Self-regarding moral reasons

Many contemporary ethicists believe that:

  1. Moral reasons are always other-regarding.

Add this very plausible premise:

  1. No action that is on balance supported by moral reasons is bad.

Suppose Alice is out of food on a desert island. She will die of starvation in a week. A malfunctioning robot shows up and offers her a deal (Alice verifies the robot’s buggy software to ensure it would follow-through on the deal). In exchange for her agreeing to be tortured horribly for the week of life that she has left, the robot will fly to the other side of the world, and tell a joke to a random stranger who will have a minute of enjoyment from the joke.

Clearly, Alice has a moral reason to go for the deal: it will brighten up a stranger’s day. By (1), accepting the deal is on balance supported by moral reasons, for the only relevant moral reason against the deal is the harm to Alice. Thus, the action is not bad by (2). But it is clearly a bad action.

I suppose one could reject (2), but it seems to me much better to reject (1), and to hold that prudence is a moral virtue, and if Alice takes the deal, she is morally failing by imprudence.


Ibrahim Dagher said...
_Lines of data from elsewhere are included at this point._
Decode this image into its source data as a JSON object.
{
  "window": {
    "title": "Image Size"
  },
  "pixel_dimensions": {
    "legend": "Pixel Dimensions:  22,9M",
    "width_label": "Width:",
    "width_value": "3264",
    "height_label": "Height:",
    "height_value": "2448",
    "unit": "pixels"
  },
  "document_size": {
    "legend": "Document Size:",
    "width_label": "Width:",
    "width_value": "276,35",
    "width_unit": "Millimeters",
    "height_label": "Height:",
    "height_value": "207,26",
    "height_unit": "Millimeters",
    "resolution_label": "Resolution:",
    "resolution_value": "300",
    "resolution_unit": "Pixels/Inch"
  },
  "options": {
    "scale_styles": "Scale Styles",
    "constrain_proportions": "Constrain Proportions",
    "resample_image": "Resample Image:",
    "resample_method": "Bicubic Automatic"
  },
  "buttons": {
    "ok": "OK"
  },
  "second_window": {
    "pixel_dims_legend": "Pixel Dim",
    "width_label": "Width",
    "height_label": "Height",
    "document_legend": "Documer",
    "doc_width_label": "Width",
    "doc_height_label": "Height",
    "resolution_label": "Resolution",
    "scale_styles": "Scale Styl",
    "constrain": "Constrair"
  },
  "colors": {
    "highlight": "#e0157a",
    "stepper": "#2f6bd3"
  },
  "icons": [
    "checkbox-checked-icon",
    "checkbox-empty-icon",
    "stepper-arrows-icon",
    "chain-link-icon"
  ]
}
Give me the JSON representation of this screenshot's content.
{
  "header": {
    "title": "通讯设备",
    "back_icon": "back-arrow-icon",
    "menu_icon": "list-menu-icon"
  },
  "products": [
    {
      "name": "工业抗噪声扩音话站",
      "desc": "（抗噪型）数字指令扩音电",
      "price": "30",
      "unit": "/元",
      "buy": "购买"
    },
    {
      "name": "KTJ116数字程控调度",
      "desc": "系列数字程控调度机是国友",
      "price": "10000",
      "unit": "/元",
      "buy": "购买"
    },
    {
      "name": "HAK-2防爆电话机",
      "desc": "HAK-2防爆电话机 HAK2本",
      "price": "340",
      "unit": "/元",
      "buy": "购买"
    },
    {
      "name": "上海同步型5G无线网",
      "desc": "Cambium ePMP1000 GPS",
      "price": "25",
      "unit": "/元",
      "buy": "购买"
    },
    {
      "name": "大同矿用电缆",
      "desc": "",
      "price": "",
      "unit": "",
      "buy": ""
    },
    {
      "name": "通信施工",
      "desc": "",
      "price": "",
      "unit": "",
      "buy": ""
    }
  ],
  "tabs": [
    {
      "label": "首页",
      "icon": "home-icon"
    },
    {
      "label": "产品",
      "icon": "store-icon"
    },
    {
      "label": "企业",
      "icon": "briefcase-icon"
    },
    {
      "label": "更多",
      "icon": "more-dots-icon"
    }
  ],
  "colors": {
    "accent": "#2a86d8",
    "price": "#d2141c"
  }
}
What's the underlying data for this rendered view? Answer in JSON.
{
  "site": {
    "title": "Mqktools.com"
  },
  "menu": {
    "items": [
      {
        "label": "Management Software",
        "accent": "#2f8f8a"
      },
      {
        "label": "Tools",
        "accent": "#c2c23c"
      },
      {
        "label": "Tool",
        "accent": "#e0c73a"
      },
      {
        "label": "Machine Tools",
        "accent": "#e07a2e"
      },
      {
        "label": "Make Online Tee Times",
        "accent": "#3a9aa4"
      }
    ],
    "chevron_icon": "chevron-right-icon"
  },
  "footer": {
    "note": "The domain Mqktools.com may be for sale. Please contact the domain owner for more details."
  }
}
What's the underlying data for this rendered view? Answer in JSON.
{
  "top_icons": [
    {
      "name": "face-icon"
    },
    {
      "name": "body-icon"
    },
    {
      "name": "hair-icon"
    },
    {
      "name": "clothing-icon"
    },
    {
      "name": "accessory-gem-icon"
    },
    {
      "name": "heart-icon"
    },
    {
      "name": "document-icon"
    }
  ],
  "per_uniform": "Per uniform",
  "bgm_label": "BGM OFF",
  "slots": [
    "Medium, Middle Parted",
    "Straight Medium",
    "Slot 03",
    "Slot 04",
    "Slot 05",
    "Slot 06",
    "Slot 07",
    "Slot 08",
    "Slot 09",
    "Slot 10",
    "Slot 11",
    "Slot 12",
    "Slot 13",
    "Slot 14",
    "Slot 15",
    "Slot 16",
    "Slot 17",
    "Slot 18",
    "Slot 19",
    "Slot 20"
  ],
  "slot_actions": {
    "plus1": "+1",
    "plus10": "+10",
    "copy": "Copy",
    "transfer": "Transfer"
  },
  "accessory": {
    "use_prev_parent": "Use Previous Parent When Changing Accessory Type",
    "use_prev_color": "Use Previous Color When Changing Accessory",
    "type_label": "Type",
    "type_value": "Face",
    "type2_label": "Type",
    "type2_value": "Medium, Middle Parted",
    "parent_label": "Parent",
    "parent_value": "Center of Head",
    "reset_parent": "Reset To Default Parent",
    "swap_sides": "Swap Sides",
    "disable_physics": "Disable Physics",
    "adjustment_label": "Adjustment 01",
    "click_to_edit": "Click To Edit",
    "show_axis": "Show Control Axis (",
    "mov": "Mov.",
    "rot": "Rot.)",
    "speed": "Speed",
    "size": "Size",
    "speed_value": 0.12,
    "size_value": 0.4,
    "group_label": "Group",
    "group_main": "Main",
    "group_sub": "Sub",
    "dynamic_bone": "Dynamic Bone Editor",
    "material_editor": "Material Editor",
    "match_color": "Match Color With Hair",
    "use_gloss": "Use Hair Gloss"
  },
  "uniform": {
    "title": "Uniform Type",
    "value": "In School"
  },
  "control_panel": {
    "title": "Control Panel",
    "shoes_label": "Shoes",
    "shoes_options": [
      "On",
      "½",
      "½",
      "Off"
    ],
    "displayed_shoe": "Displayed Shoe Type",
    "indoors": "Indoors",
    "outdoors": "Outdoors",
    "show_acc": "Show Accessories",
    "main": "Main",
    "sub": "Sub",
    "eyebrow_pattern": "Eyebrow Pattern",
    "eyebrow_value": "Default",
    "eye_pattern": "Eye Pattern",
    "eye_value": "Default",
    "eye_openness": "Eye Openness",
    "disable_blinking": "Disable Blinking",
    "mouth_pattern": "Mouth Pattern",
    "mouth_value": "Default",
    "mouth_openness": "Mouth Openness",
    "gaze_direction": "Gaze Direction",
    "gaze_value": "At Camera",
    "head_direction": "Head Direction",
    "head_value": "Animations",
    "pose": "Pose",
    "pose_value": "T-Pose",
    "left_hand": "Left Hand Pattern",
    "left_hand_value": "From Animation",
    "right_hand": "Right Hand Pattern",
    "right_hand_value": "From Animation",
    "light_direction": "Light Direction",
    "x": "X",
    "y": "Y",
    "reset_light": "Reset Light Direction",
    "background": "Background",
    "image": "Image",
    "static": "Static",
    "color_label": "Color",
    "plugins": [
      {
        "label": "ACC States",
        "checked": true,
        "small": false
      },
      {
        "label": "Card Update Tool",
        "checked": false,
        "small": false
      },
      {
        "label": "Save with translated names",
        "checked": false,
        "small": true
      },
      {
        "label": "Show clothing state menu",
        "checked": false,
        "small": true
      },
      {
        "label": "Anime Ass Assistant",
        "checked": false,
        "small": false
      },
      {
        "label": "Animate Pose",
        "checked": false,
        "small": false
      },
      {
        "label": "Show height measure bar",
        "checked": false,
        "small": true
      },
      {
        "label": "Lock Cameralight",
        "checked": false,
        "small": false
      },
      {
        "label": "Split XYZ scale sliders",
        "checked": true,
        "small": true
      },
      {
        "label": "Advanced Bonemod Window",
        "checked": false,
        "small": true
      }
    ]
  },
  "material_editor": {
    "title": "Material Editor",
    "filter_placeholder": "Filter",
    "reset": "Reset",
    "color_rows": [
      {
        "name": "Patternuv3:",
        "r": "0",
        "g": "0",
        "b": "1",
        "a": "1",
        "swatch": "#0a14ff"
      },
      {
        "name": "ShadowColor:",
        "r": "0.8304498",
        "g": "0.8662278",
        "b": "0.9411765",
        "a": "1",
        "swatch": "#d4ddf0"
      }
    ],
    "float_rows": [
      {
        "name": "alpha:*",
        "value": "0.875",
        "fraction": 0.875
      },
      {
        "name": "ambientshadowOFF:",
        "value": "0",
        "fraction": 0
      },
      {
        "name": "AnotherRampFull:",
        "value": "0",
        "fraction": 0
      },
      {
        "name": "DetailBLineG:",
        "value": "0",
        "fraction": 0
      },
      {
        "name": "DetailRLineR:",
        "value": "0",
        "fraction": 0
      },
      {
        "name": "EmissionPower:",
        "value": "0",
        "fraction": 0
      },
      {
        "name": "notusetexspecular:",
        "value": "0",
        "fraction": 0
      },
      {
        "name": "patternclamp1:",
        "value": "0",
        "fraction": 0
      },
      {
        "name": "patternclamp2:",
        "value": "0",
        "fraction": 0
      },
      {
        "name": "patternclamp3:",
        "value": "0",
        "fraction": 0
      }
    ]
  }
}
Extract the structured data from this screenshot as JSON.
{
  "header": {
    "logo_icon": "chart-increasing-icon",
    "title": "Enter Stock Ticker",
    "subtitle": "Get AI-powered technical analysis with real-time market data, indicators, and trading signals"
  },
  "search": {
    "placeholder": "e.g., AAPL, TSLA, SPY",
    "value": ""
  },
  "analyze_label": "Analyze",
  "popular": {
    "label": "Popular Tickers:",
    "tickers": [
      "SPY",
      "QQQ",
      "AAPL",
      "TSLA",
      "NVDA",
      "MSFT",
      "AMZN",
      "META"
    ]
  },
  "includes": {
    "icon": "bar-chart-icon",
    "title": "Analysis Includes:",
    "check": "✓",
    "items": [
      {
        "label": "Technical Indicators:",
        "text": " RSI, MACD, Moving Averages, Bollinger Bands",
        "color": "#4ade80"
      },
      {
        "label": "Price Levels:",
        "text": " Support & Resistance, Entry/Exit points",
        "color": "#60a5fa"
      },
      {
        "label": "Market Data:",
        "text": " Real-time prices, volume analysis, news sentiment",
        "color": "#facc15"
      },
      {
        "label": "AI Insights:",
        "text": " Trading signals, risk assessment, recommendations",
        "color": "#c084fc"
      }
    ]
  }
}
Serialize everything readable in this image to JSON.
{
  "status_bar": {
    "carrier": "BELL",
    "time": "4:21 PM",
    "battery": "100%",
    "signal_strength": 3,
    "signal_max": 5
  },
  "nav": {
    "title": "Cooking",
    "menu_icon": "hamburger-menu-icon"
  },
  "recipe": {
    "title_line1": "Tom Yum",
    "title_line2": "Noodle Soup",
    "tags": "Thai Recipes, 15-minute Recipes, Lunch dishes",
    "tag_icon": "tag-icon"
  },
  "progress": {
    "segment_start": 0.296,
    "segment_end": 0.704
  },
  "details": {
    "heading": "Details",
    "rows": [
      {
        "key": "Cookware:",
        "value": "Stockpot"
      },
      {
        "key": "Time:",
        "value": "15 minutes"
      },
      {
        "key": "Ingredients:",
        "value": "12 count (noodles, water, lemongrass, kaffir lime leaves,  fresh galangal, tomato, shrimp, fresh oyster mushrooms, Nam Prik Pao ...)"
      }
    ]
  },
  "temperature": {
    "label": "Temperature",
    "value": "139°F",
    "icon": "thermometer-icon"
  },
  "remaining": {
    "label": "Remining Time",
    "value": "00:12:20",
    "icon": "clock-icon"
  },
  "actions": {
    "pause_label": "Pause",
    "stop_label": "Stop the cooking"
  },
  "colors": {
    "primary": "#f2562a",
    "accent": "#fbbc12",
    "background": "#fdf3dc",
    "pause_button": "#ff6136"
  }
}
Why think, though, that Alice's action is immoral? It seems the correct thing to say is that Alice's action is not obligatory, for her deciding not to torture herself for a week in order to provide a stranger with a minute of enjoyment is not by any means morally obligatory. I don't know, though, that it is correct to say Alice must refrain from the action, or that it is the morally correct thing to do. It is just non-obligatory. So, it is not a relevant counterexample to (1) & (2).

Michael Gonzalez said...

If God exists, then Alice could have an other-regarding reason not to take the deal.

Alexander R Pruss said...


I didn't say it was immoral, but it is defective, bad. She would be a practically stupid person to do it.